Work item:
Each entry is to be restated word for word, with nothing omitted.

App and web page records:

┏━━

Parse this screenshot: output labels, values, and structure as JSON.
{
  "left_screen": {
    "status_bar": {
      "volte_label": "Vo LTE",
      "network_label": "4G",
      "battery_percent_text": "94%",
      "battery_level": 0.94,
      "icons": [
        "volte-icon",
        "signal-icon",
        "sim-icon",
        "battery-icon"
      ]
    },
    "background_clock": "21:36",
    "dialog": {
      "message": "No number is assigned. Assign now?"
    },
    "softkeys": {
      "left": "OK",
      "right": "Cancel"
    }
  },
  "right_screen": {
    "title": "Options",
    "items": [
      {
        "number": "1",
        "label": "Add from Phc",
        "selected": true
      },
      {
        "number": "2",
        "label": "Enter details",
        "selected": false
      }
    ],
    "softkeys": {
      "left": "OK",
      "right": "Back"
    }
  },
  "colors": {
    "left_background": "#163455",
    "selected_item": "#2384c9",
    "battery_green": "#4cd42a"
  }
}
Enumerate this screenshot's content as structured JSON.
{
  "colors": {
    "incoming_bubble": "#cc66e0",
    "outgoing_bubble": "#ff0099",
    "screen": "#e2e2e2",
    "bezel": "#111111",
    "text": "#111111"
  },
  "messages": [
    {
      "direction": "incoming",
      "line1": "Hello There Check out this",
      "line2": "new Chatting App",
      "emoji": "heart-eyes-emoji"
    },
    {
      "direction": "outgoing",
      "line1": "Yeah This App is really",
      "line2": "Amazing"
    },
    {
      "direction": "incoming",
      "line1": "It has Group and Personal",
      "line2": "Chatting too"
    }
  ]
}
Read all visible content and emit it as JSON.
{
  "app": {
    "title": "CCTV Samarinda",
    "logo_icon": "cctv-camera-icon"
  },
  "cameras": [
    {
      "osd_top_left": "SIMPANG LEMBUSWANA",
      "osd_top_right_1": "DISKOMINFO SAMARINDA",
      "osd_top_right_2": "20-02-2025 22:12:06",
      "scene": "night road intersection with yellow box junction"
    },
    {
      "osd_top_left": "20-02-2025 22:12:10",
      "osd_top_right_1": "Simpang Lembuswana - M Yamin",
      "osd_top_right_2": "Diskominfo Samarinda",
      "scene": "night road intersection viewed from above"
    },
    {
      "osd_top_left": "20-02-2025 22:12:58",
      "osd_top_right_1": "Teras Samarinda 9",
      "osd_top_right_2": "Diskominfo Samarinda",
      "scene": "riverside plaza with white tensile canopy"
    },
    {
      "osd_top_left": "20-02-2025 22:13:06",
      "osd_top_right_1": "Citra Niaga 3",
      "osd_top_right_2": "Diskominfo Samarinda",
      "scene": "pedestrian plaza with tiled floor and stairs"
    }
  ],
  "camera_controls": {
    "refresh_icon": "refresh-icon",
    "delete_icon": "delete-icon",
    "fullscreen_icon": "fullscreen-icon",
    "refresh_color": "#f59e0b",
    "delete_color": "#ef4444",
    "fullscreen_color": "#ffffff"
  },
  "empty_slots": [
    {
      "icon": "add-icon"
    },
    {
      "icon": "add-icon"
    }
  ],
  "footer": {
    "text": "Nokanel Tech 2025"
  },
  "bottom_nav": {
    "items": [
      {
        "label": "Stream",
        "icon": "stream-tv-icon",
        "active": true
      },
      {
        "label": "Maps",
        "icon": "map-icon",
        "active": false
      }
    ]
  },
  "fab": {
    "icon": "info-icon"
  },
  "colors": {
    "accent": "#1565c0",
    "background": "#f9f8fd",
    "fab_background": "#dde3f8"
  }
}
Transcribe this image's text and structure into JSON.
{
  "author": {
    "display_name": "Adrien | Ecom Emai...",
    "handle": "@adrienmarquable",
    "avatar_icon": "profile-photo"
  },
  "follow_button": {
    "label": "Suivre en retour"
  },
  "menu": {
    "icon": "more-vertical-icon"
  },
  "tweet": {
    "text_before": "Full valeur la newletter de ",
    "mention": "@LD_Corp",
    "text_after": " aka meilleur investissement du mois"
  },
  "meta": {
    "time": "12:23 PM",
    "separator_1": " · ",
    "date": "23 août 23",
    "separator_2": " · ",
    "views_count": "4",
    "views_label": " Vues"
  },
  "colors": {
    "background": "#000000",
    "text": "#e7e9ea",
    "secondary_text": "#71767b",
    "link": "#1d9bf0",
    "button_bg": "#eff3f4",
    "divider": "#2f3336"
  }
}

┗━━

Exercise solution:
Parse this screenshot: output labels, values, and structure as JSON.
{
  "left_screen": {
    "status_bar": {
      "volte_label": "Vo LTE",
      "network_label": "4G",
      "battery_percent_text": "94%",
      "battery_level": 0.94,
      "icons": [
        "volte-icon",
        "signal-icon",
        "sim-icon",
        "battery-icon"
      ]
    },
    "background_clock": "21:36",
    "dialog": {
      "message": "No number is assigned. Assign now?"
    },
    "softkeys": {
      "left": "OK",
      "right": "Cancel"
    }
  },
  "right_screen": {
    "title": "Options",
    "items": [
      {
        "number": "1",
        "label": "Add from Phc",
        "selected": true
      },
      {
        "number": "2",
        "label": "Enter details",
        "selected": false
      }
    ],
    "softkeys": {
      "left": "OK",
      "right": "Back"
    }
  },
  "colors": {
    "left_background": "#163455",
    "selected_item": "#2384c9",
    "battery_green": "#4cd42a"
  }
}
Enumerate this screenshot's content as structured JSON.
{
  "colors": {
    "incoming_bubble": "#cc66e0",
    "outgoing_bubble": "#ff0099",
    "screen": "#e2e2e2",
    "bezel": "#111111",
    "text": "#111111"
  },
  "messages": [
    {
      "direction": "incoming",
      "line1": "Hello There Check out this",
      "line2": "new Chatting App",
      "emoji": "heart-eyes-emoji"
    },
    {
      "direction": "outgoing",
      "line1": "Yeah This App is really",
      "line2": "Amazing"
    },
    {
      "direction": "incoming",
      "line1": "It has Group and Personal",
      "line2": "Chatting too"
    }
  ]
}
Read all visible content and emit it as JSON.
{
  "app": {
    "title": "CCTV Samarinda",
    "logo_icon": "cctv-camera-icon"
  },
  "cameras": [
    {
      "osd_top_left": "SIMPANG LEMBUSWANA",
      "osd_top_right_1": "DISKOMINFO SAMARINDA",
      "osd_top_right_2": "20-02-2025 22:12:06",
      "scene": "night road intersection with yellow box junction"
    },
    {
      "osd_top_left": "20-02-2025 22:12:10",
      "osd_top_right_1": "Simpang Lembuswana - M Yamin",
      "osd_top_right_2": "Diskominfo Samarinda",
      "scene": "night road intersection viewed from above"
    },
    {
      "osd_top_left": "20-02-2025 22:12:58",
      "osd_top_right_1": "Teras Samarinda 9",
      "osd_top_right_2": "Diskominfo Samarinda",
      "scene": "riverside plaza with white tensile canopy"
    },
    {
      "osd_top_left": "20-02-2025 22:13:06",
      "osd_top_right_1": "Citra Niaga 3",
      "osd_top_right_2": "Diskominfo Samarinda",
      "scene": "pedestrian plaza with tiled floor and stairs"
    }
  ],
  "camera_controls": {
    "refresh_icon": "refresh-icon",
    "delete_icon": "delete-icon",
    "fullscreen_icon": "fullscreen-icon",
    "refresh_color": "#f59e0b",
    "delete_color": "#ef4444",
    "fullscreen_color": "#ffffff"
  },
  "empty_slots": [
    {
      "icon": "add-icon"
    },
    {
      "icon": "add-icon"
    }
  ],
  "footer": {
    "text": "Nokanel Tech 2025"
  },
  "bottom_nav": {
    "items": [
      {
        "label": "Stream",
        "icon": "stream-tv-icon",
        "active": true
      },
      {
        "label": "Maps",
        "icon": "map-icon",
        "active": false
      }
    ]
  },
  "fab": {
    "icon": "info-icon"
  },
  "colors": {
    "accent": "#1565c0",
    "background": "#f9f8fd",
    "fab_background": "#dde3f8"
  }
}
Transcribe this image's text and structure into JSON.
{
  "author": {
    "display_name": "Adrien | Ecom Emai...",
    "handle": "@adrienmarquable",
    "avatar_icon": "profile-photo"
  },
  "follow_button": {
    "label": "Suivre en retour"
  },
  "menu": {
    "icon": "more-vertical-icon"
  },
  "tweet": {
    "text_before": "Full valeur la newletter de ",
    "mention": "@LD_Corp",
    "text_after": " aka meilleur investissement du mois"
  },
  "meta": {
    "time": "12:23 PM",
    "separator_1": " · ",
    "date": "23 août 23",
    "separator_2": " · ",
    "views_count": "4",
    "views_label": " Vues"
  },
  "colors": {
    "background": "#000000",
    "text": "#e7e9ea",
    "secondary_text": "#71767b",
    "link": "#1d9bf0",
    "button_bg": "#eff3f4",
    "divider": "#2f3336"
  }
}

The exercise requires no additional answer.